BEGIN Listed entries

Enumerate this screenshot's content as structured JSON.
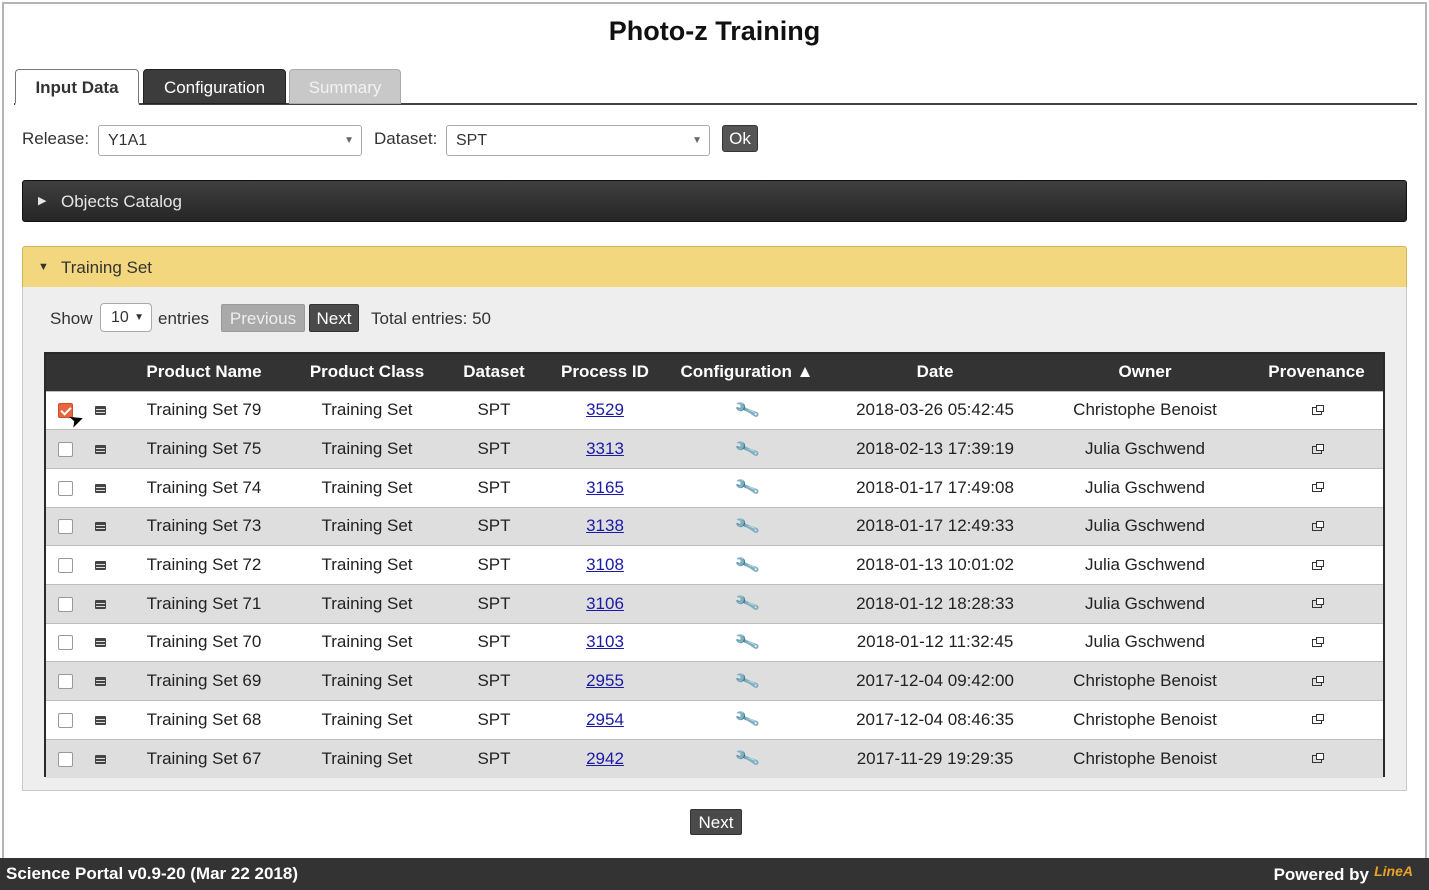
{
  "page_title": "Photo-z Training",
  "tabs": [
    {
      "label": "Input Data",
      "state": "active"
    },
    {
      "label": "Configuration",
      "state": "enabled"
    },
    {
      "label": "Summary",
      "state": "disabled"
    }
  ],
  "filters": {
    "release_label": "Release:",
    "release_value": "Y1A1",
    "dataset_label": "Dataset:",
    "dataset_value": "SPT",
    "ok_label": "Ok"
  },
  "panels": {
    "objects_catalog": "Objects Catalog",
    "training_set": "Training Set"
  },
  "pagination": {
    "show_label": "Show",
    "entries_value": "10",
    "entries_label": "entries",
    "previous_label": "Previous",
    "next_label": "Next",
    "total_entries": "Total entries: 50"
  },
  "table": {
    "columns": [
      "Product Name",
      "Product Class",
      "Dataset",
      "Process ID",
      "Configuration ▲",
      "Date",
      "Owner",
      "Provenance"
    ],
    "rows": [
      {
        "checked": true,
        "name": "Training Set 79",
        "class": "Training Set",
        "dataset": "SPT",
        "process_id": "3529",
        "date": "2018-03-26 05:42:45",
        "owner": "Christophe Benoist"
      },
      {
        "checked": false,
        "name": "Training Set 75",
        "class": "Training Set",
        "dataset": "SPT",
        "process_id": "3313",
        "date": "2018-02-13 17:39:19",
        "owner": "Julia Gschwend"
      },
      {
        "checked": false,
        "name": "Training Set 74",
        "class": "Training Set",
        "dataset": "SPT",
        "process_id": "3165",
        "date": "2018-01-17 17:49:08",
        "owner": "Julia Gschwend"
      },
      {
        "checked": false,
        "name": "Training Set 73",
        "class": "Training Set",
        "dataset": "SPT",
        "process_id": "3138",
        "date": "2018-01-17 12:49:33",
        "owner": "Julia Gschwend"
      },
      {
        "checked": false,
        "name": "Training Set 72",
        "class": "Training Set",
        "dataset": "SPT",
        "process_id": "3108",
        "date": "2018-01-13 10:01:02",
        "owner": "Julia Gschwend"
      },
      {
        "checked": false,
        "name": "Training Set 71",
        "class": "Training Set",
        "dataset": "SPT",
        "process_id": "3106",
        "date": "2018-01-12 18:28:33",
        "owner": "Julia Gschwend"
      },
      {
        "checked": false,
        "name": "Training Set 70",
        "class": "Training Set",
        "dataset": "SPT",
        "process_id": "3103",
        "date": "2018-01-12 11:32:45",
        "owner": "Julia Gschwend"
      },
      {
        "checked": false,
        "name": "Training Set 69",
        "class": "Training Set",
        "dataset": "SPT",
        "process_id": "2955",
        "date": "2017-12-04 09:42:00",
        "owner": "Christophe Benoist"
      },
      {
        "checked": false,
        "name": "Training Set 68",
        "class": "Training Set",
        "dataset": "SPT",
        "process_id": "2954",
        "date": "2017-12-04 08:46:35",
        "owner": "Christophe Benoist"
      },
      {
        "checked": false,
        "name": "Training Set 67",
        "class": "Training Set",
        "dataset": "SPT",
        "process_id": "2942",
        "date": "2017-11-29 19:29:35",
        "owner": "Christophe Benoist"
      }
    ]
  },
  "next_button": "Next",
  "footer": {
    "version": "Science Portal v0.9-20 (Mar 22 2018)",
    "powered_by": "Powered by",
    "logo_text": "LineA"
  },
  "colors": {
    "training_bar": "#f3d77e",
    "header_dark": "#333333",
    "checked_accent": "#e8663d",
    "wrench": "#d2562a"
  }
}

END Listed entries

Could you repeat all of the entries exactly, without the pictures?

▸ Completed task:
Enumerate this screenshot's content as structured JSON.
{
  "page_title": "Photo-z Training",
  "tabs": [
    {
      "label": "Input Data",
      "state": "active"
    },
    {
      "label": "Configuration",
      "state": "enabled"
    },
    {
      "label": "Summary",
      "state": "disabled"
    }
  ],
  "filters": {
    "release_label": "Release:",
    "release_value": "Y1A1",
    "dataset_label": "Dataset:",
    "dataset_value": "SPT",
    "ok_label": "Ok"
  },
  "panels": {
    "objects_catalog": "Objects Catalog",
    "training_set": "Training Set"
  },
  "pagination": {
    "show_label": "Show",
    "entries_value": "10",
    "entries_label": "entries",
    "previous_label": "Previous",
    "next_label": "Next",
    "total_entries": "Total entries: 50"
  },
  "table": {
    "columns": [
      "Product Name",
      "Product Class",
      "Dataset",
      "Process ID",
      "Configuration ▲",
      "Date",
      "Owner",
      "Provenance"
    ],
    "rows": [
      {
        "checked": true,
        "name": "Training Set 79",
        "class": "Training Set",
        "dataset": "SPT",
        "process_id": "3529",
        "date": "2018-03-26 05:42:45",
        "owner": "Christophe Benoist"
      },
      {
        "checked": false,
        "name": "Training Set 75",
        "class": "Training Set",
        "dataset": "SPT",
        "process_id": "3313",
        "date": "2018-02-13 17:39:19",
        "owner": "Julia Gschwend"
      },
      {
        "checked": false,
        "name": "Training Set 74",
        "class": "Training Set",
        "dataset": "SPT",
        "process_id": "3165",
        "date": "2018-01-17 17:49:08",
        "owner": "Julia Gschwend"
      },
      {
        "checked": false,
        "name": "Training Set 73",
        "class": "Training Set",
        "dataset": "SPT",
        "process_id": "3138",
        "date": "2018-01-17 12:49:33",
        "owner": "Julia Gschwend"
      },
      {
        "checked": false,
        "name": "Training Set 72",
        "class": "Training Set",
        "dataset": "SPT",
        "process_id": "3108",
        "date": "2018-01-13 10:01:02",
        "owner": "Julia Gschwend"
      },
      {
        "checked": false,
        "name": "Training Set 71",
        "class": "Training Set",
        "dataset": "SPT",
        "process_id": "3106",
        "date": "2018-01-12 18:28:33",
        "owner": "Julia Gschwend"
      },
      {
        "checked": false,
        "name": "Training Set 70",
        "class": "Training Set",
        "dataset": "SPT",
        "process_id": "3103",
        "date": "2018-01-12 11:32:45",
        "owner": "Julia Gschwend"
      },
      {
        "checked": false,
        "name": "Training Set 69",
        "class": "Training Set",
        "dataset": "SPT",
        "process_id": "2955",
        "date": "2017-12-04 09:42:00",
        "owner": "Christophe Benoist"
      },
      {
        "checked": false,
        "name": "Training Set 68",
        "class": "Training Set",
        "dataset": "SPT",
        "process_id": "2954",
        "date": "2017-12-04 08:46:35",
        "owner": "Christophe Benoist"
      },
      {
        "checked": false,
        "name": "Training Set 67",
        "class": "Training Set",
        "dataset": "SPT",
        "process_id": "2942",
        "date": "2017-11-29 19:29:35",
        "owner": "Christophe Benoist"
      }
    ]
  },
  "next_button": "Next",
  "footer": {
    "version": "Science Portal v0.9-20 (Mar 22 2018)",
    "powered_by": "Powered by",
    "logo_text": "LineA"
  },
  "colors": {
    "training_bar": "#f3d77e",
    "header_dark": "#333333",
    "checked_accent": "#e8663d",
    "wrench": "#d2562a"
  }
}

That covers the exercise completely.